For the past six years, she has been struggling to protect her little share of space from a hundred relatives that have laid claim to it. “I hope they rebuild the area as the government has promised. We are poor people, with nowhere to go. I believe it is true that a poor man’s maledictions do bad to those in power if we face injustice,” she opines about not getting her land back.


(Taruna, standing next to her little room, with a bandage on her forehead)

Our harrowing conversation about the disheartening life of Taruna is interrupted by a phone call from her mother. She takes out her small white Samsung feature phone that is tucked in her blouse and talks to her about the documents needed to register at rehabilitation centres in rapid Rajasthani. All she wants is a transit house in Anand Parbat where her mother’s family has already shifted to.

Around 500 families have already moved to their allocated residential transit houses but not all are happy with the development. People claimed that new complexes come with their own problems: there is a lack of water supply and it is impossible to carry the water uphill where the tenements are located, movement is especially difficult for old persons.

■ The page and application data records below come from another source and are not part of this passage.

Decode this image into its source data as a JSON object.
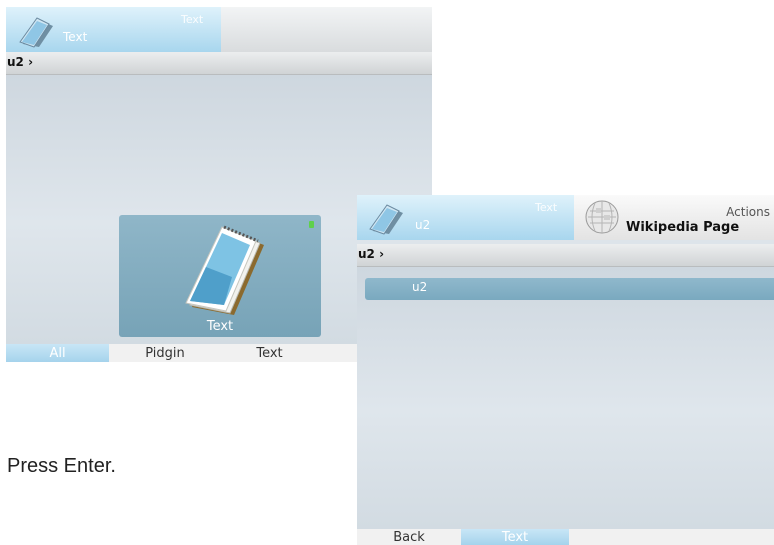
{
  "left_window": {
    "header": {
      "ghost_label": "Text",
      "active_label": "Text",
      "icon": "notepad-icon"
    },
    "breadcrumb": "u2 ›",
    "tile": {
      "label": "Text",
      "icon": "notepad-icon",
      "status_color": "#5fd04b"
    },
    "bottom_tabs": [
      "All",
      "Pidgin",
      "Text"
    ]
  },
  "right_window": {
    "header": {
      "ghost_label": "Text",
      "active_label": "u2",
      "icon": "notepad-icon"
    },
    "actions": {
      "title": "Actions",
      "item_label": "Wikipedia Page",
      "icon": "wikipedia-globe-icon"
    },
    "breadcrumb": "u2 ›",
    "list_items": [
      "u2"
    ],
    "bottom_tabs": [
      "Back",
      "Text"
    ]
  },
  "instruction": "Press Enter.",
  "colors": {
    "accent": "#a8d6ee",
    "selection": "#7aa9bf",
    "panel_bg": "#dde4ea"
  }
}
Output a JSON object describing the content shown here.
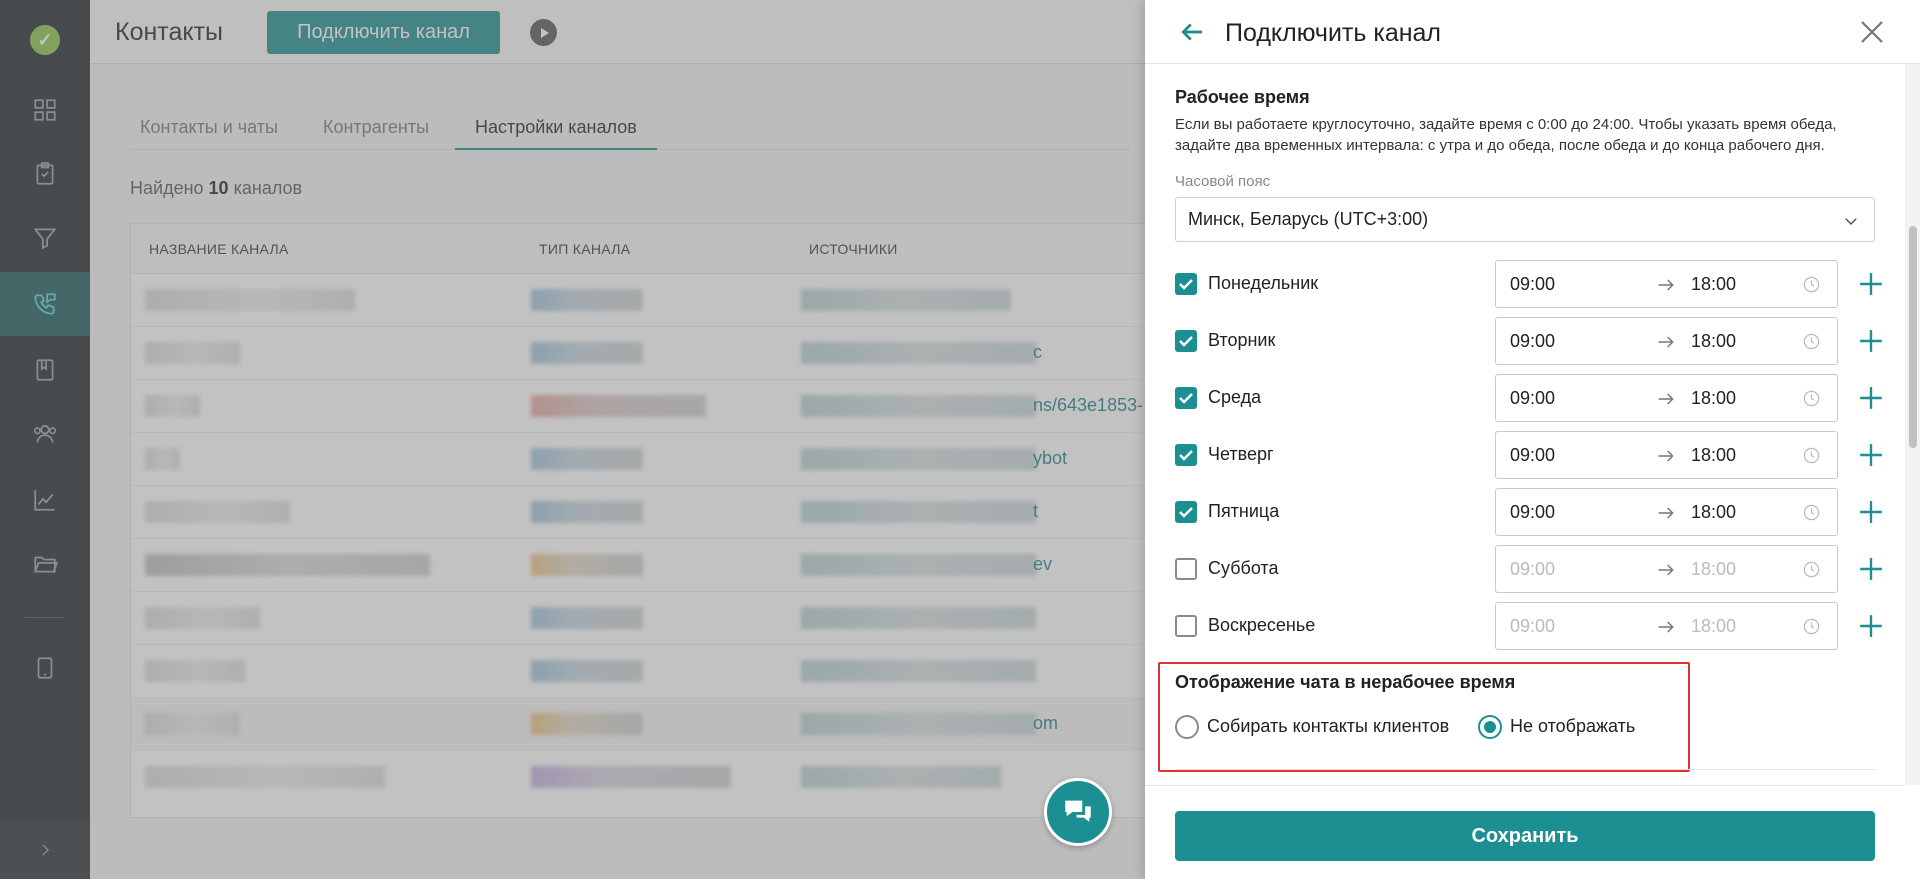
{
  "sidebar": {
    "logo_icon": "check-circle-icon",
    "items": [
      {
        "name": "dashboard",
        "icon": "grid-icon"
      },
      {
        "name": "tasks",
        "icon": "clipboard-icon"
      },
      {
        "name": "funnel",
        "icon": "funnel-icon"
      },
      {
        "name": "contacts",
        "icon": "phone-chat-icon",
        "active": true
      },
      {
        "name": "knowledge",
        "icon": "book-icon"
      },
      {
        "name": "team",
        "icon": "users-icon"
      },
      {
        "name": "analytics",
        "icon": "chart-icon"
      },
      {
        "name": "files",
        "icon": "folder-icon"
      },
      {
        "name": "mobile",
        "icon": "tablet-icon"
      }
    ],
    "expand_icon": "chevron-right-icon"
  },
  "header": {
    "title": "Контакты",
    "connect_button": "Подключить канал",
    "play_icon": "play-icon"
  },
  "tabs": [
    {
      "label": "Контакты и чаты",
      "active": false
    },
    {
      "label": "Контрагенты",
      "active": false
    },
    {
      "label": "Настройки каналов",
      "active": true
    }
  ],
  "found": {
    "prefix": "Найдено",
    "count": "10",
    "suffix": "каналов"
  },
  "table": {
    "columns": [
      "НАЗВАНИЕ КАНАЛА",
      "ТИП КАНАЛА",
      "ИСТОЧНИКИ"
    ],
    "visible_source_fragments": [
      "",
      "c",
      "ns/643e1853-",
      "ybot",
      "t",
      "ev",
      "",
      "",
      "om",
      ""
    ]
  },
  "drawer": {
    "title": "Подключить канал",
    "back_icon": "arrow-left-icon",
    "close_icon": "close-icon",
    "work_time": {
      "title": "Рабочее время",
      "description": "Если вы работаете круглосуточно, задайте время с 0:00 до 24:00. Чтобы указать время обеда, задайте два временных интервала: с утра и до обеда, после обеда и до конца рабочего дня.",
      "timezone_label": "Часовой пояс",
      "timezone_value": "Минск, Беларусь (UTC+3:00)"
    },
    "days": [
      {
        "label": "Понедельник",
        "checked": true,
        "from": "09:00",
        "to": "18:00"
      },
      {
        "label": "Вторник",
        "checked": true,
        "from": "09:00",
        "to": "18:00"
      },
      {
        "label": "Среда",
        "checked": true,
        "from": "09:00",
        "to": "18:00"
      },
      {
        "label": "Четверг",
        "checked": true,
        "from": "09:00",
        "to": "18:00"
      },
      {
        "label": "Пятница",
        "checked": true,
        "from": "09:00",
        "to": "18:00"
      },
      {
        "label": "Суббота",
        "checked": false,
        "from": "09:00",
        "to": "18:00"
      },
      {
        "label": "Воскресенье",
        "checked": false,
        "from": "09:00",
        "to": "18:00"
      }
    ],
    "nonwork": {
      "title": "Отображение чата в нерабочее время",
      "options": [
        {
          "label": "Собирать контакты клиентов",
          "selected": false
        },
        {
          "label": "Не отображать",
          "selected": true
        }
      ]
    },
    "save_button": "Сохранить"
  },
  "colors": {
    "accent": "#1b8f91",
    "sidebar": "#22272a",
    "highlight_border": "#e0302f"
  }
}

There is an utter lack of sanitation facilities; reportedly, the ratio of families to toilets is 50:1. “We have always cooked in the open, on chulhas, how do you expect us to cook there on wood with all the smoke?” remarked Ameen’s wife, too afraid to state her name, she believes the police will come at her again. Men said that they return from work as late as three and four in the mornings, there are scarce modes of transport in the region then. They are worried that they can be accused of theft in the nearby localities which are occupied by upper-class families.

Anita Sharafat, who lives in one of the transit houses with her three children and her husband, says that she has to travel for kilometres to drop and pick up her daughter, Sania, a student in I B in Shanti Bal Niketan School. The authorities had earlier promised a van for them, but it never came. Overall, she is happy with her new home but is looking forward to her own when the private company builds it up for her here in Kathputli Colony.

The Delhi High Court had in 2014 ruled that no person shall be forced to evacuate their homes unless they want to. The 28 petitioners reported that several names have been missing in the final list identifying the number of households in the colonies and if they are removed from the present settlement, they and their families would be rendered homeless.

They have also raised concerns about a lack of availability of space and facilities, especially with regard to peculiar requirements in view of the nature of vocations practised by them that include puppeteering, practising music, weaving and other performing arts, which require special skills and unusual equipment and gadgets. DDA had then stated that the issue raised with regard to the names of genuine households being left out, it is open to receiving representations from such aggrieved persons so that their grievance can be redressed in accordance with law.


Activists had gathered at Dilip Pradhan’s residence where it was unanimously decided again that slips for moving to Anand Parbat shall not be signed. Dilip Pradhan is the voice leading the protest against the move to demolish colonies. “There is no proper agreement which assuages the fears of our people about our return to the colony. How can we accept such a deal that is aimed at serving the vested interests of the builders?”

However, J P Aggarwal, Principal Commissioner of DDA feels that the concerns are unfounded. “The unconvinced people are the ones with vested interests.” When asked about the enforcements including bulldozers, ambulances, firetrucks and riot vehicles, he says that they are aimed at “maintaining law and order.”


(The whole colony surrounded by CRPF)


“The police are here with a proper arrangement to facilitate people to move to newer locations peacefully, we must always go prepared for a war,” he commented.


While returning from the camps where one could get slips for their transit homes, we meet Taruna with her husband. They are here to get themselves registered. She smiles, “we have all the required documents, now we are moving away from this hell.”

(Cover photo: Ameen Khan sitting at the colony ground, dressed in black)